Without his guitar in hand Hendrix is shy and uncomfortable, with it he is a different beast altogether, confident and composed, with a demeanour that screams ‘I got this’. The guitar completes him, and any observer with an eye for starpower recognises this.
Linda Richards (Imogen Poots) sees this. She knows the signs well, watching her boyfriend Keith Richards of the Rolling Stones for many years. The film suggests an attraction between Linda and Jimi that goes beyond admiration.
Richards knows that Hendrix deserves more than being relegated to a role as a session player or second banana. She nurtures his confidence and proclaims his genius to anyone who will listen. So she is obviously more than a little perturbed when – just as Jimi seems to be getting the vital break that she lobbied so hard for – that Kathy, (Hayley Atwell) a woman with curves that catch the eye and a willingness to use them – takes Jimi from her side and to her bedroom.

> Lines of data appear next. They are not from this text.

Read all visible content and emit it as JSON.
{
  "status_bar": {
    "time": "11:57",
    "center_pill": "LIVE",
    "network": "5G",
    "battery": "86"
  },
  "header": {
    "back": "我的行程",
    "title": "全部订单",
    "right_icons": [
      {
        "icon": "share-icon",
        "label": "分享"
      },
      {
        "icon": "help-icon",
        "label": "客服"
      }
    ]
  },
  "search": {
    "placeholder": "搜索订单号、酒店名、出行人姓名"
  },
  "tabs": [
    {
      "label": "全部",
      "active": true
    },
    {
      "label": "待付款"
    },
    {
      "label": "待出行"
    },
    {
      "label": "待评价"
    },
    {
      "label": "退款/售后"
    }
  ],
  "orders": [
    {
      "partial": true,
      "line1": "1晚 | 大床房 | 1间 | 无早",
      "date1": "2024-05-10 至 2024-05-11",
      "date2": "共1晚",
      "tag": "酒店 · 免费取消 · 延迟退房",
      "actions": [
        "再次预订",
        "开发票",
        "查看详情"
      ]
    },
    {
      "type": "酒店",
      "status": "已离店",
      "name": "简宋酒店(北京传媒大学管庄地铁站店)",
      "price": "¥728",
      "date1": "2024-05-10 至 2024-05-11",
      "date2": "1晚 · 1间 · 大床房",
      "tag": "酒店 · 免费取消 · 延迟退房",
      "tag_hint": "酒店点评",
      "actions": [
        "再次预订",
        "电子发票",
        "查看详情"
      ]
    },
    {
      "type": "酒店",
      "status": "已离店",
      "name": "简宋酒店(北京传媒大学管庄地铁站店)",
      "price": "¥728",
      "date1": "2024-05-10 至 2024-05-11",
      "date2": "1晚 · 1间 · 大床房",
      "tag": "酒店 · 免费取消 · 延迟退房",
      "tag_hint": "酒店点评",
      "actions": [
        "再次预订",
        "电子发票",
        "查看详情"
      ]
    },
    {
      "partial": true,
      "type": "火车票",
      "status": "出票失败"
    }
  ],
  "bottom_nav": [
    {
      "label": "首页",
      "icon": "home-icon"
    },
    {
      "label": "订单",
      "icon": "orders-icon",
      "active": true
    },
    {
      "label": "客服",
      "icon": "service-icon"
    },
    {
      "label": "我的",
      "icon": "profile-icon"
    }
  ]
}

Where Jimi might have needed Linda Richards to discover and encourage his gift, he finds that Kathy is less interested in guiding. She wants to lead. While ‘guitarless’ Jimi is an affable but introspective man happy to go with the flow, in a recording studio or onstage he is singular and determined. The combustible relationship between the pair is the core of the film, and results in love, tension and drama.
Aside from this though Jimi: All is by my Side is a surprisingly flat film without distinct highs or lows. Too often it seems hellbent on showing the famous faces that Jimi encountered during his ascent, with the screen freezing and a subtitle pointing out who this random famous person is. Unfortunately aside from the guys who ultimate joined Jimi to form the Jimi Hendrix Experience, only Eric Clapton interacts with Jimi in a meaningful way, and even that interaction causes him to leave the stage to stand in awe.

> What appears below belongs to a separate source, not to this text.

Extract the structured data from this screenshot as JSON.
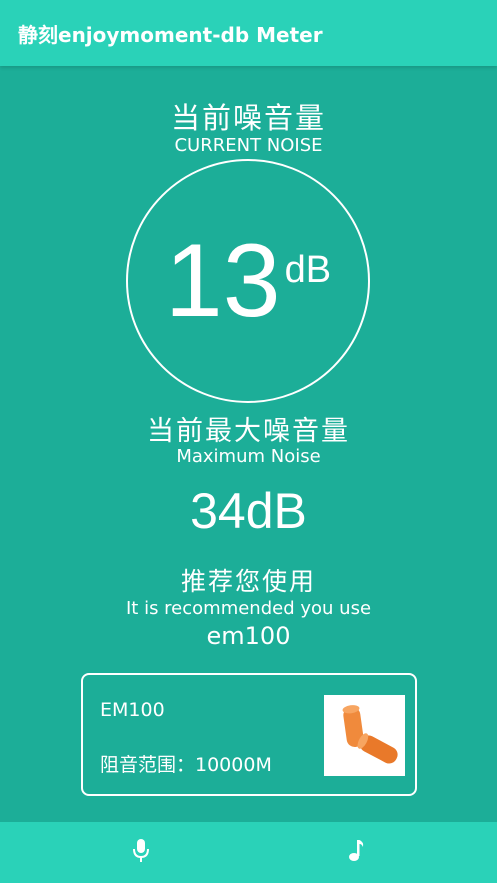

Andre Benjamin of Outkast fame embodies Hendrix, even though he is over a decade older than Hendrix was as depicted here. He nails Hendrix’ sleepy drawl, and makes enough of a fist at Hendrix’ left handed guitar mastery that you can be momentarily fooled.
It’s probably a brave decision to make a film that focuses on the years between Jimi Hendrix discovering his genius and the music world coming to the same realisation. In fact the film ends just as Jimi was about to walk on the stage that would announce his name. the decision is certainly a perplexing one, especially once you realise that there will be no original Hendrix recordings across the two hour film where his music obviously plays a central role.
Despite these perplexing issues, Jimi: All is by my Side is a solid film and a mostly compelling portrait of a legend in the making, though undoubtedly more a film for the Hendrix fan than the casual observer.
Final Rating – 7 / 10. A character study that is prevented from using Jimi’s greatest gift – his music – to sway your opinion.